The British Psychological Society‘s History of Psychology Centre is hosting a free history of psychology symposium on October 11, 2011. The symposium, Stories of Psychology: Archives, Histories and What They Tell Us, has been organized by prominent historians of psychology Alan Collins (right) and Geoff Bunn and will take place at the Wellcome Collection Conference Centre in London.
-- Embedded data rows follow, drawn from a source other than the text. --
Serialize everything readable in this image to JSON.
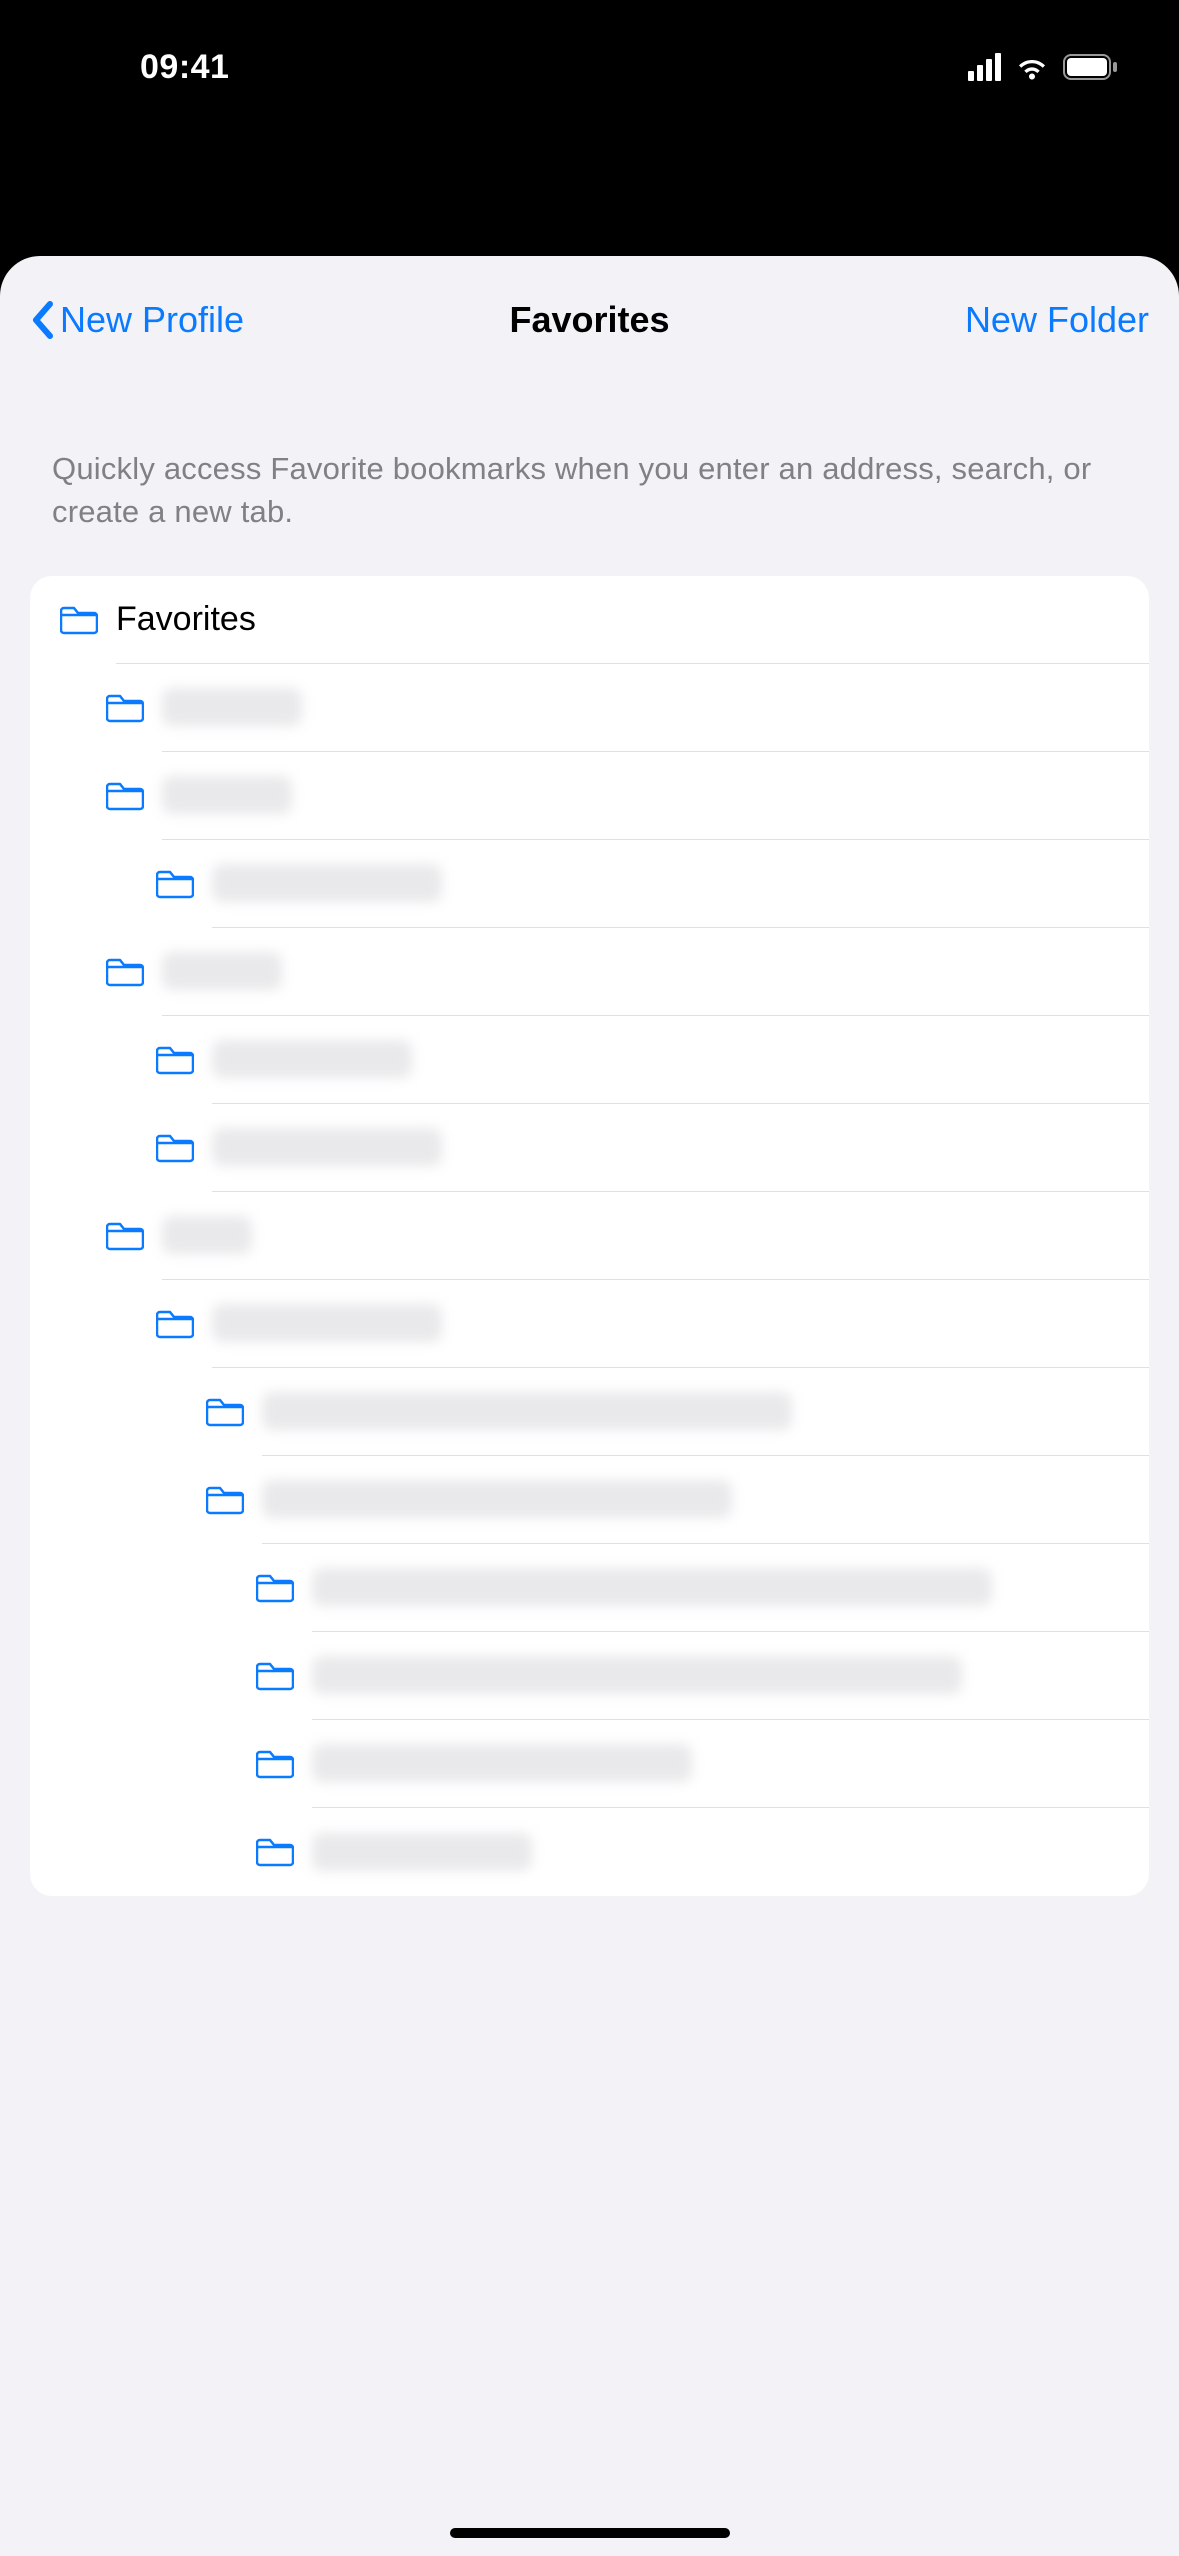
{
  "status": {
    "time": "09:41"
  },
  "nav": {
    "back_label": "New Profile",
    "title": "Favorites",
    "action_label": "New Folder"
  },
  "description": "Quickly access Favorite bookmarks when you enter an address, search, or create a new tab.",
  "folders": [
    {
      "indent": 0,
      "label": "Favorites",
      "obscured": false,
      "blur_w": 0
    },
    {
      "indent": 1,
      "label": "",
      "obscured": true,
      "blur_w": 140
    },
    {
      "indent": 1,
      "label": "",
      "obscured": true,
      "blur_w": 130
    },
    {
      "indent": 2,
      "label": "",
      "obscured": true,
      "blur_w": 230
    },
    {
      "indent": 1,
      "label": "",
      "obscured": true,
      "blur_w": 120
    },
    {
      "indent": 2,
      "label": "",
      "obscured": true,
      "blur_w": 200
    },
    {
      "indent": 2,
      "label": "",
      "obscured": true,
      "blur_w": 230
    },
    {
      "indent": 1,
      "label": "",
      "obscured": true,
      "blur_w": 90
    },
    {
      "indent": 2,
      "label": "",
      "obscured": true,
      "blur_w": 230
    },
    {
      "indent": 3,
      "label": "",
      "obscured": true,
      "blur_w": 530
    },
    {
      "indent": 3,
      "label": "",
      "obscured": true,
      "blur_w": 470
    },
    {
      "indent": 4,
      "label": "",
      "obscured": true,
      "blur_w": 680
    },
    {
      "indent": 4,
      "label": "",
      "obscured": true,
      "blur_w": 650
    },
    {
      "indent": 4,
      "label": "",
      "obscured": true,
      "blur_w": 380
    },
    {
      "indent": 4,
      "label": "",
      "obscured": true,
      "blur_w": 220
    }
  ],
  "colors": {
    "accent": "#0a7aff",
    "sheet_bg": "#f2f2f7"
  }
}
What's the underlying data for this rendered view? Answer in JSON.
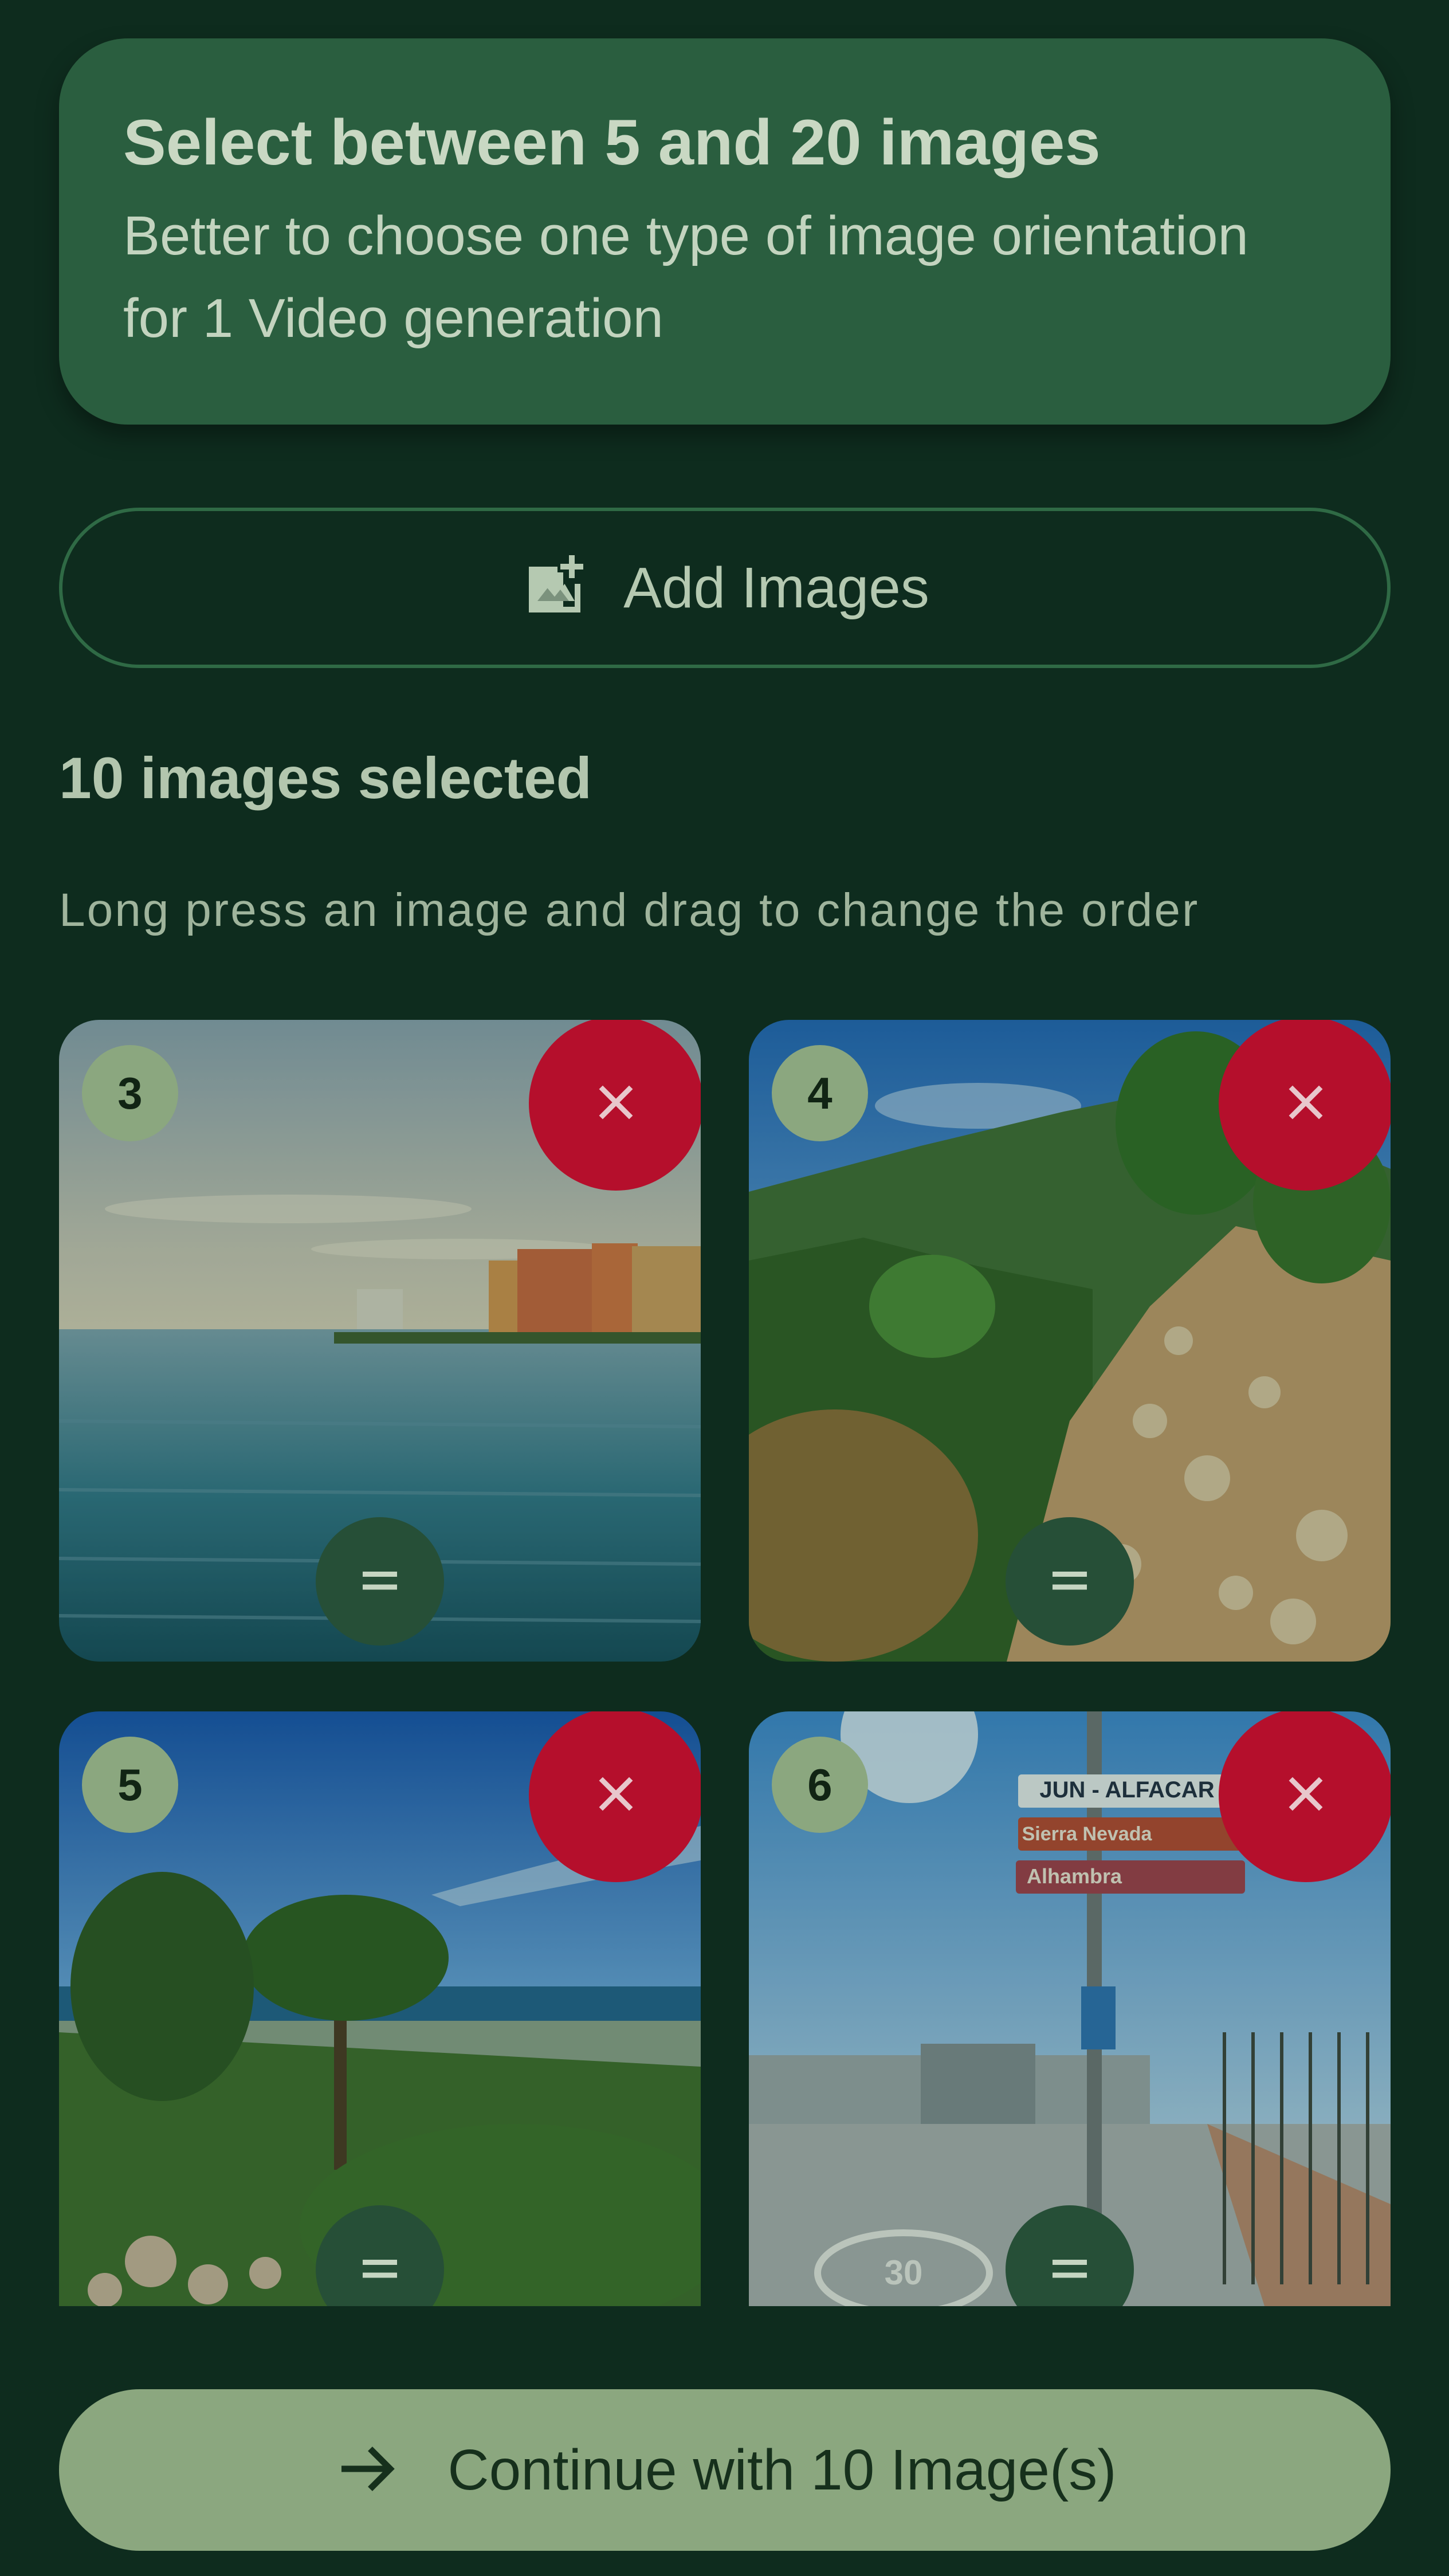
{
  "instructions": {
    "title": "Select between 5 and 20 images",
    "body": "Better to choose one type of image orientation for 1 Video generation"
  },
  "add_images": {
    "label": "Add Images",
    "icon": "add-photo-icon"
  },
  "selection": {
    "count_text": "10 images selected",
    "hint_text": "Long press an image and drag to change the order"
  },
  "images": [
    {
      "order": "3",
      "subject": "seaside hotels and calm sea",
      "remove_icon": "close-icon",
      "drag_icon": "drag-handle-icon"
    },
    {
      "order": "4",
      "subject": "rocky mountain trail",
      "remove_icon": "close-icon",
      "drag_icon": "drag-handle-icon"
    },
    {
      "order": "5",
      "subject": "pine trees above coastal town",
      "remove_icon": "close-icon",
      "drag_icon": "drag-handle-icon"
    },
    {
      "order": "6",
      "subject": "street with direction signs",
      "remove_icon": "close-icon",
      "drag_icon": "drag-handle-icon"
    }
  ],
  "sign_texts": [
    "JUN - ALFACAR",
    "Sierra Nevada",
    "Alhambra",
    "30"
  ],
  "continue_button": {
    "label": "Continue with 10 Image(s)",
    "icon": "arrow-right-icon"
  },
  "colors": {
    "background": "#0e2c1e",
    "card": "#2a5e3f",
    "primary_button": "#8ba77f",
    "remove": "#b50f2c"
  }
}
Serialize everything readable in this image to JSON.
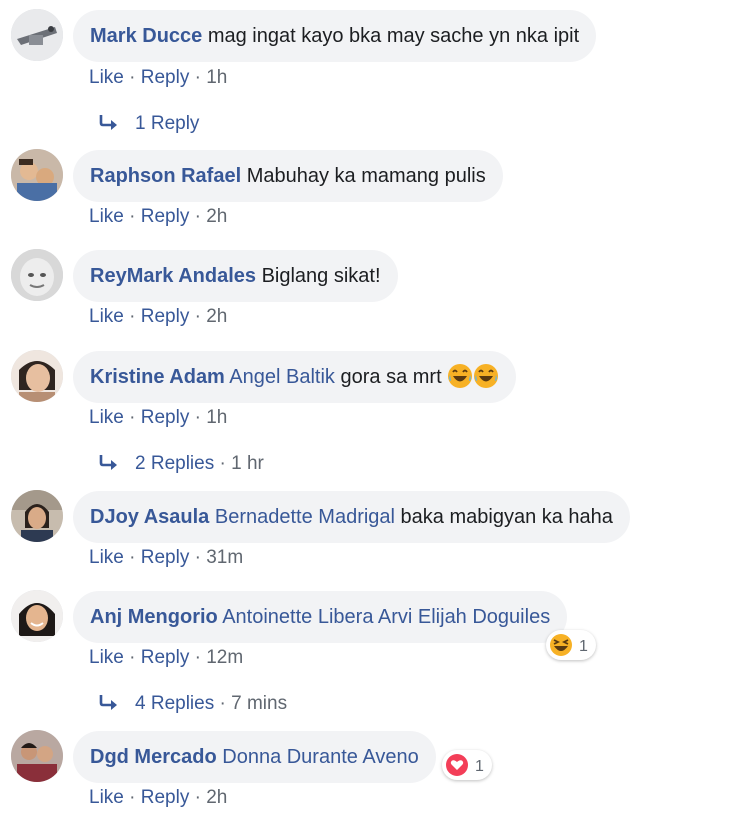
{
  "comments": [
    {
      "author": "Mark Ducce",
      "tag": "",
      "text": "mag ingat kayo bka may sache yn nka ipit",
      "like": "Like",
      "reply": "Reply",
      "time": "1h"
    },
    {
      "author": "Raphson Rafael",
      "tag": "",
      "text": "Mabuhay ka mamang pulis",
      "like": "Like",
      "reply": "Reply",
      "time": "2h"
    },
    {
      "author": "ReyMark Andales",
      "tag": "",
      "text": "Biglang sikat!",
      "like": "Like",
      "reply": "Reply",
      "time": "2h"
    },
    {
      "author": "Kristine Adam",
      "tag": "Angel Baltik",
      "text": "gora sa mrt",
      "like": "Like",
      "reply": "Reply",
      "time": "1h"
    },
    {
      "author": "DJoy Asaula",
      "tag": "Bernadette Madrigal",
      "text": "baka mabigyan ka haha",
      "like": "Like",
      "reply": "Reply",
      "time": "31m"
    },
    {
      "author": "Anj Mengorio",
      "tag": "Antoinette Libera Arvi Elijah Doguiles",
      "text": "",
      "like": "Like",
      "reply": "Reply",
      "time": "12m",
      "reaction_count": "1"
    },
    {
      "author": "Dgd Mercado",
      "tag": "Donna Durante Aveno",
      "text": "",
      "like": "Like",
      "reply": "Reply",
      "time": "2h",
      "reaction_count": "1"
    }
  ],
  "reply_threads": [
    {
      "label": "1 Reply",
      "time": ""
    },
    {
      "label": "2 Replies",
      "time": "1 hr"
    },
    {
      "label": "4 Replies",
      "time": "7 mins"
    }
  ],
  "separator": " · ",
  "colors": {
    "link": "#385898",
    "meta": "#606770",
    "bubble": "#f2f3f5",
    "text": "#1c1e21",
    "heart": "#f33e58",
    "emoji": "#f7b125"
  },
  "icons": [
    "reply-arrow-icon",
    "laughing-emoji-icon",
    "haha-reaction-icon",
    "love-reaction-icon"
  ]
}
Full symposium details can be found on the History of Psychology Centre’s website and are listed below.



History of Psychology Symposium
Tuesday 11 October 2011 at the Wellcome Collection Conference Centre, Euston Road, London NW1 2BE
Stories of Psychology: Archives, Histories and What They Tell Us
1.45pm-5.30pm

Convened by Dr Alan Collins (University of Lancaster) and Dr Geoff Bunn (Manchester Metropolitan University)

Speakers:

Professor Richard Bentall (University of Liverpool)
How we have changed the way we think about madness

Professor Michael Billig (Loughborough University)
Archival knowledge versus personal reminiscence: The case of the social psychologist Henri Tajfel

Dr Rhodri Hayward (Queen Mary, University of London)
Psychological knowledge and the making of the modern state

Graham Richards (Independent scholar and former Director of the History of Psychology Centre)
The psychology of archives – especially archives of psychology

Professor Sally Shuttleworth (St Anne’s College, Oxford)
Studying the child in the nineteenth century

The symposium will be followed by a reception in the Wellcome Library Reading Room to celebrate the collaboration between the Wellcome Library and the British Psychological Society and to mark the transfer to the Library of the main BPS archives.

Advance free registration is essential – register here

For more information, e-mail hopc@bps.org.uk or call Peter Dillon Hooper on 0116 252 9528.